(Collected data)
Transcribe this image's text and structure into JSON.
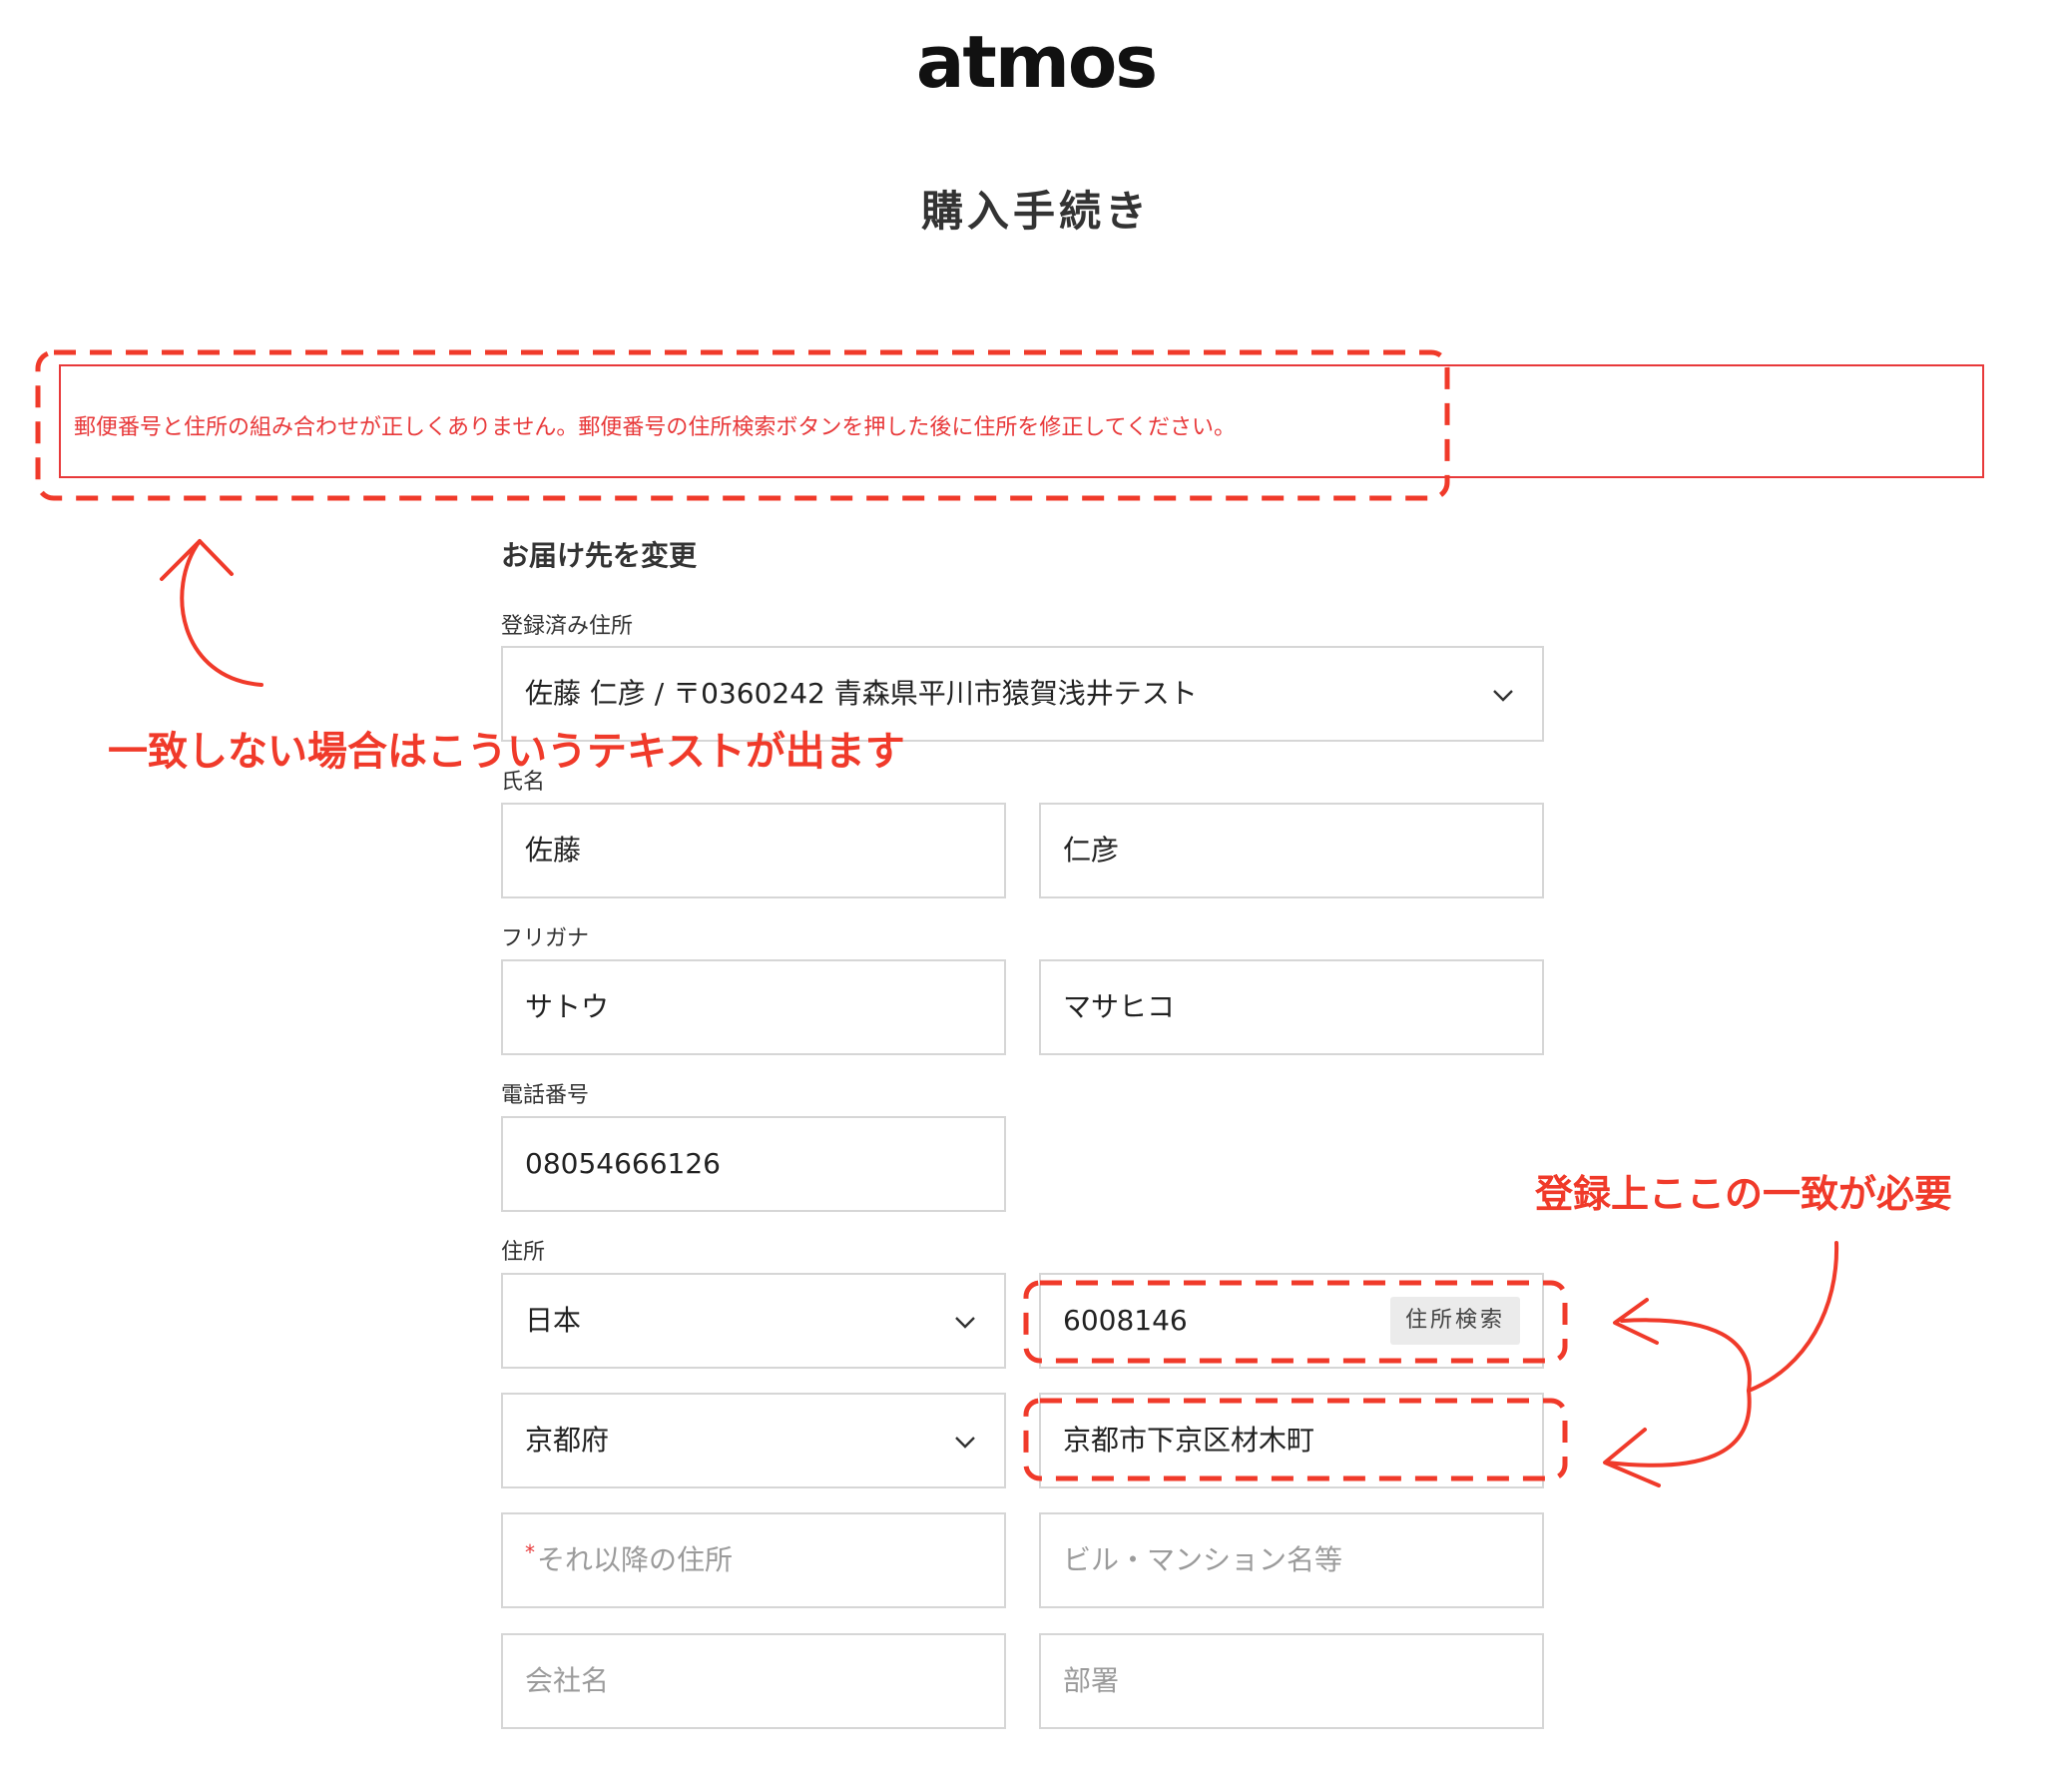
{
  "header": {
    "logo": "atmos",
    "page_title": "購入手続き"
  },
  "error": {
    "message": "郵便番号と住所の組み合わせが正しくありません。郵便番号の住所検索ボタンを押した後に住所を修正してください。"
  },
  "form": {
    "section_title": "お届け先を変更",
    "saved_address": {
      "label": "登録済み住所",
      "value": "佐藤 仁彦 / 〒0360242 青森県平川市猿賀浅井テスト"
    },
    "name": {
      "label": "氏名",
      "last": "佐藤",
      "first": "仁彦"
    },
    "kana": {
      "label": "フリガナ",
      "last": "サトウ",
      "first": "マサヒコ"
    },
    "phone": {
      "label": "電話番号",
      "value": "08054666126"
    },
    "address": {
      "label": "住所",
      "country": "日本",
      "postal_code": "6008146",
      "search_button": "住所検索",
      "prefecture": "京都府",
      "city": "京都市下京区材木町",
      "street_required_mark": "*",
      "street_placeholder": "それ以降の住所",
      "building_placeholder": "ビル・マンション名等",
      "company_placeholder": "会社名",
      "department_placeholder": "部署"
    }
  },
  "annotations": {
    "error_note": "一致しない場合はこういうテキストが出ます",
    "match_note": "登録上ここの一致が必要",
    "color": "#f03a2a"
  },
  "colors": {
    "error": "#e8393a",
    "border": "#d6d6d6",
    "placeholder": "#9b9b9b"
  }
}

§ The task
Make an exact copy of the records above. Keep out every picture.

§ Output of the exercise
Transcribe this image's text and structure into JSON.
{
  "header": {
    "logo": "atmos",
    "page_title": "購入手続き"
  },
  "error": {
    "message": "郵便番号と住所の組み合わせが正しくありません。郵便番号の住所検索ボタンを押した後に住所を修正してください。"
  },
  "form": {
    "section_title": "お届け先を変更",
    "saved_address": {
      "label": "登録済み住所",
      "value": "佐藤 仁彦 / 〒0360242 青森県平川市猿賀浅井テスト"
    },
    "name": {
      "label": "氏名",
      "last": "佐藤",
      "first": "仁彦"
    },
    "kana": {
      "label": "フリガナ",
      "last": "サトウ",
      "first": "マサヒコ"
    },
    "phone": {
      "label": "電話番号",
      "value": "08054666126"
    },
    "address": {
      "label": "住所",
      "country": "日本",
      "postal_code": "6008146",
      "search_button": "住所検索",
      "prefecture": "京都府",
      "city": "京都市下京区材木町",
      "street_required_mark": "*",
      "street_placeholder": "それ以降の住所",
      "building_placeholder": "ビル・マンション名等",
      "company_placeholder": "会社名",
      "department_placeholder": "部署"
    }
  },
  "annotations": {
    "error_note": "一致しない場合はこういうテキストが出ます",
    "match_note": "登録上ここの一致が必要",
    "color": "#f03a2a"
  },
  "colors": {
    "error": "#e8393a",
    "border": "#d6d6d6",
    "placeholder": "#9b9b9b"
  }
}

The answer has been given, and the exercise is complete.